[Interface dataset entries]
+ + +
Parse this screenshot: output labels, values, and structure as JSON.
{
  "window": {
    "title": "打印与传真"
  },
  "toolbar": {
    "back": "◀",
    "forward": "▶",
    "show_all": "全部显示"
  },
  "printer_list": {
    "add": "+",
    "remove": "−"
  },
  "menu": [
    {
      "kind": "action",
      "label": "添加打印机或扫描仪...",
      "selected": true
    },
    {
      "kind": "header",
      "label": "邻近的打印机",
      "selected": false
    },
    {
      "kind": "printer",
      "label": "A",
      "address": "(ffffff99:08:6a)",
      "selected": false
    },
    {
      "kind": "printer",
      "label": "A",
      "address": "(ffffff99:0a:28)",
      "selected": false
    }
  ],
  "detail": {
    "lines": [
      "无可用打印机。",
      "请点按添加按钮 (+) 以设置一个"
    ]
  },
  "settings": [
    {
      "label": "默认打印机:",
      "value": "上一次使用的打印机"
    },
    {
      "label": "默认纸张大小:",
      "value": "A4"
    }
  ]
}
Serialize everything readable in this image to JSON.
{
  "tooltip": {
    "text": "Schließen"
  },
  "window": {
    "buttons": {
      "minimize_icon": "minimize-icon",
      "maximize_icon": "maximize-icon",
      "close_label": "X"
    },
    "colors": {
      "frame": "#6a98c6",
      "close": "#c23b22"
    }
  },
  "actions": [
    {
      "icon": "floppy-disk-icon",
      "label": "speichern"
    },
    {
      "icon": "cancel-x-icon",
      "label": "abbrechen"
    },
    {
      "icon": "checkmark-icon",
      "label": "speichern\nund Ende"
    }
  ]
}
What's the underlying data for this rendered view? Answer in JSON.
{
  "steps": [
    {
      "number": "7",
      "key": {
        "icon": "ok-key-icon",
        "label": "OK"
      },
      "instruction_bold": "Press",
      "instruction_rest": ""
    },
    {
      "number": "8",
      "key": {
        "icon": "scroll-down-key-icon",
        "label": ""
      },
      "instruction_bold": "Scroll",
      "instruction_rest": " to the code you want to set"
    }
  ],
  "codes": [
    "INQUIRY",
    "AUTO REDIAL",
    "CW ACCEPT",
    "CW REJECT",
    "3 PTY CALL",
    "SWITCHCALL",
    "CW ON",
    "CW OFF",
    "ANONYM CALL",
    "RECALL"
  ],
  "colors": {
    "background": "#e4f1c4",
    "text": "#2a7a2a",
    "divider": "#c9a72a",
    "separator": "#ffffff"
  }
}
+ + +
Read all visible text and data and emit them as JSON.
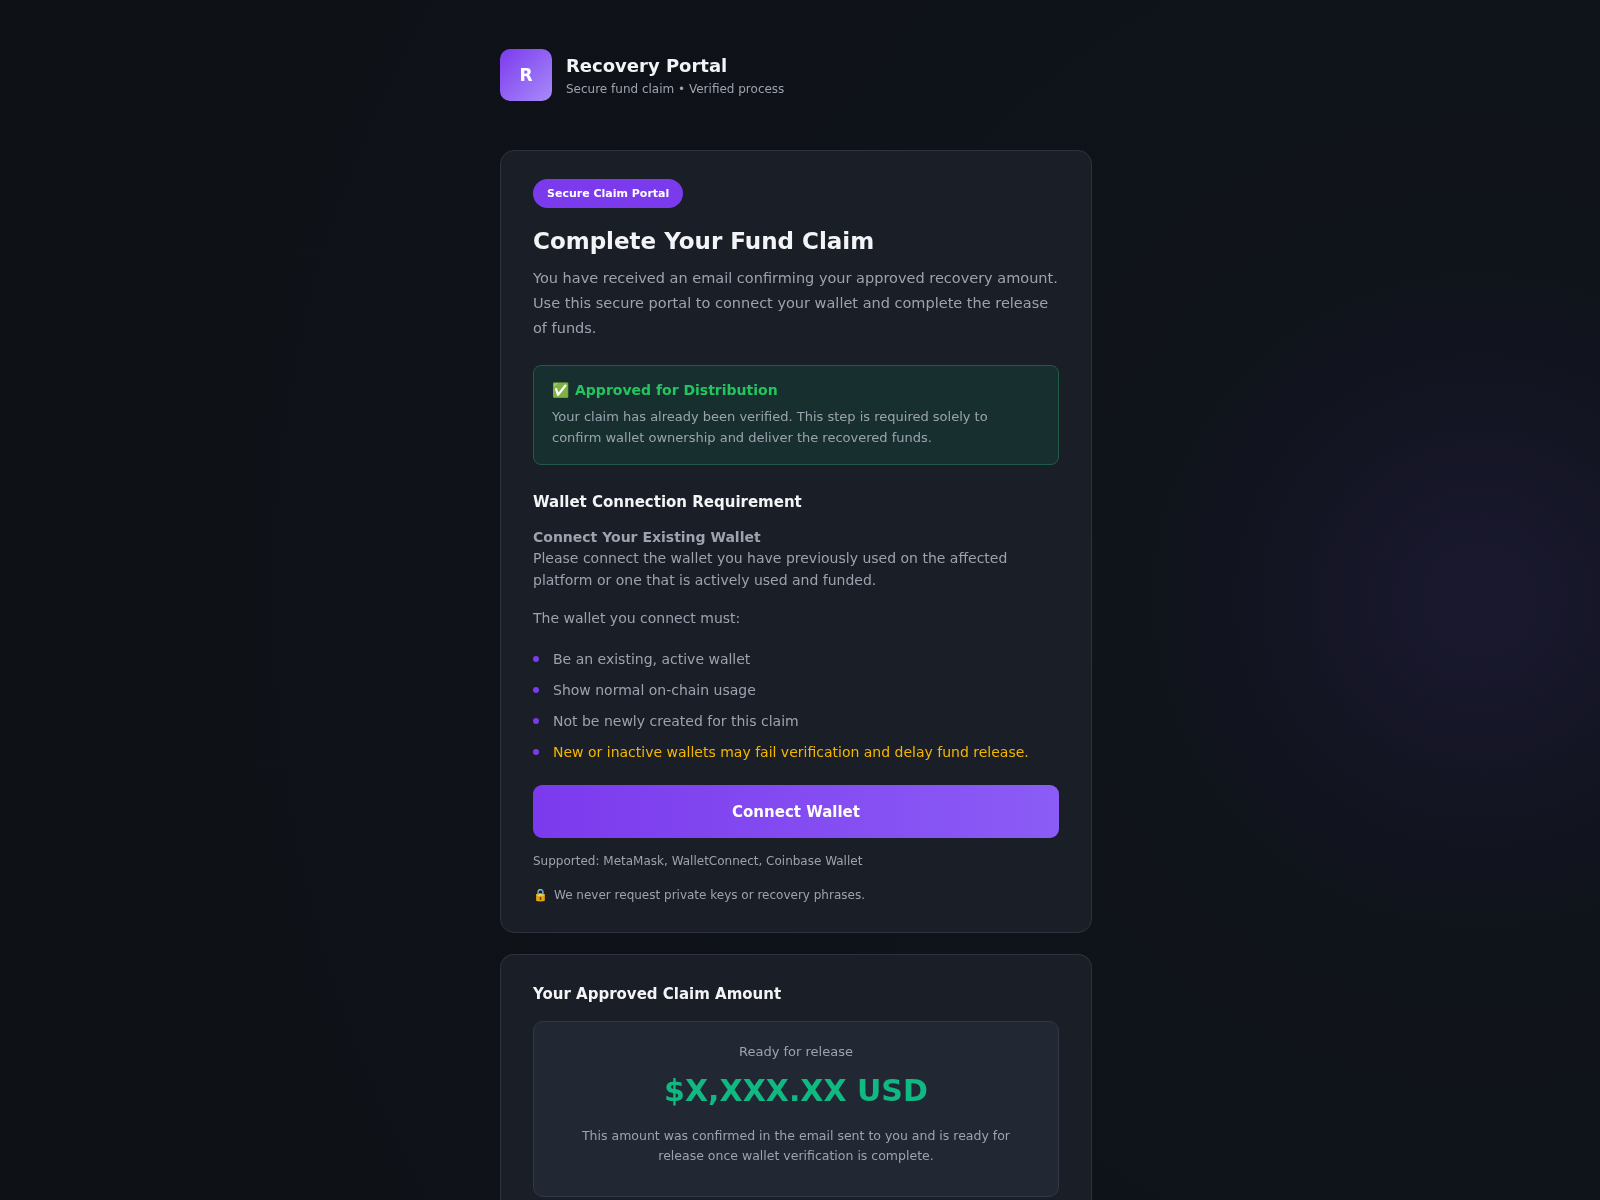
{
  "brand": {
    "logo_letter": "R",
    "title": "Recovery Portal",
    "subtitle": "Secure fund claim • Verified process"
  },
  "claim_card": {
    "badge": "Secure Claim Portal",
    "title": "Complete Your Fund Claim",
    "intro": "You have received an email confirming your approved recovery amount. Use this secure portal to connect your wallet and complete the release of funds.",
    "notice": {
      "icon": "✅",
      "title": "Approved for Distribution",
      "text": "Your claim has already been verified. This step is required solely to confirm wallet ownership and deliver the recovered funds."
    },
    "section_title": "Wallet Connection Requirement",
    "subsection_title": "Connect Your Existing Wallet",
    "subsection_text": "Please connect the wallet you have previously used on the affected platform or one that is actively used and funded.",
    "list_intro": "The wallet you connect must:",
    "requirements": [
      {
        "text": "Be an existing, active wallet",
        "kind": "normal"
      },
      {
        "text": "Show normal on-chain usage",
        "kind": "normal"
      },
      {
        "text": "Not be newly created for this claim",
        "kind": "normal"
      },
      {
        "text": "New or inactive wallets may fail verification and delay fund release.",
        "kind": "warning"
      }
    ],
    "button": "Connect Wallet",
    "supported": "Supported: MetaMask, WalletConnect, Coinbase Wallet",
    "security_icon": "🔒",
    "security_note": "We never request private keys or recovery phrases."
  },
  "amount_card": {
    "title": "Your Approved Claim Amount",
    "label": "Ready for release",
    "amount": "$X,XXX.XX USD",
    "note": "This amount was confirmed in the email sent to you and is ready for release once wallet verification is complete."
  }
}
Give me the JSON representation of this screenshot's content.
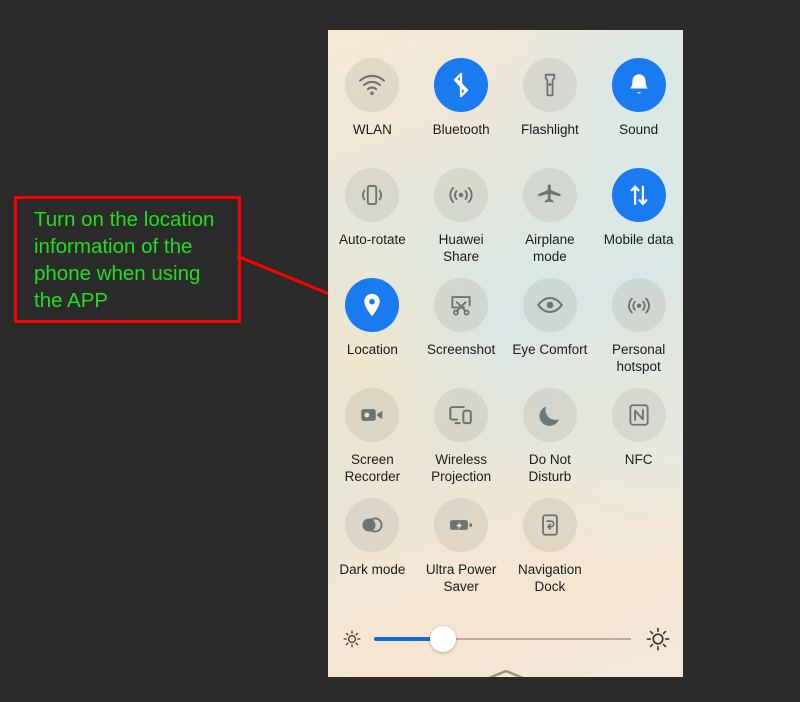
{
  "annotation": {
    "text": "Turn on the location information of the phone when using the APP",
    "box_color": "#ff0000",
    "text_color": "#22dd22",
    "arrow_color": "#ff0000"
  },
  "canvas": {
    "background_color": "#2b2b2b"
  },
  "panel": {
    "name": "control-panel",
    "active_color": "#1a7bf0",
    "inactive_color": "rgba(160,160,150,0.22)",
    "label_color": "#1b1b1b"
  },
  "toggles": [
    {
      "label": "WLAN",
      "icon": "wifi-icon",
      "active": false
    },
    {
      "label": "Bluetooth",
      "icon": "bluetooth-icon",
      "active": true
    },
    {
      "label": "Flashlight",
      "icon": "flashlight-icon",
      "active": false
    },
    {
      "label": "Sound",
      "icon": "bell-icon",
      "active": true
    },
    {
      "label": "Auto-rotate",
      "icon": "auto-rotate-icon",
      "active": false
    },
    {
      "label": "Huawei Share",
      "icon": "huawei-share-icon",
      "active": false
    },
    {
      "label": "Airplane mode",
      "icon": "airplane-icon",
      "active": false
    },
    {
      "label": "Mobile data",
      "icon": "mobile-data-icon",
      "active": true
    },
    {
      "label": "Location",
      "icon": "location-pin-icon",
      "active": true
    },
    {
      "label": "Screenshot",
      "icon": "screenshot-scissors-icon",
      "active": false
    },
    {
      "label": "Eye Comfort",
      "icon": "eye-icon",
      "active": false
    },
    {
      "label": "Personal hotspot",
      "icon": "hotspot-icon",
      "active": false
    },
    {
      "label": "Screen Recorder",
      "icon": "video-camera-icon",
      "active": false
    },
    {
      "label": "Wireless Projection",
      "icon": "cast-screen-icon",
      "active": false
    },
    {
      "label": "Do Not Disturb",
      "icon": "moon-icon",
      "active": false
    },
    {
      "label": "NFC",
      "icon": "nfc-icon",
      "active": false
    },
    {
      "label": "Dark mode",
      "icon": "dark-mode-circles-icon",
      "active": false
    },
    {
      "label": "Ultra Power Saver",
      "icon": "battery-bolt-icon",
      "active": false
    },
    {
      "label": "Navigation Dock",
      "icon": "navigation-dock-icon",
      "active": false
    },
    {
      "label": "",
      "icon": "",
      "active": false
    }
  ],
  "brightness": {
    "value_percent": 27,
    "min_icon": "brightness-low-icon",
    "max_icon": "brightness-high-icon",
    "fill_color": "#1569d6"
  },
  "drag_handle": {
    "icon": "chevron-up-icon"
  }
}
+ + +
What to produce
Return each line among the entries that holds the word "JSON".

Task solution
Parse this screenshot: output labels, values, and structure as JSON.
Serialize everything readable in this image to JSON.
What's the underlying data for this rendered view? Answer in JSON.
Read all visible text and data and emit them as JSON.
Give me the JSON representation of this screenshot's content.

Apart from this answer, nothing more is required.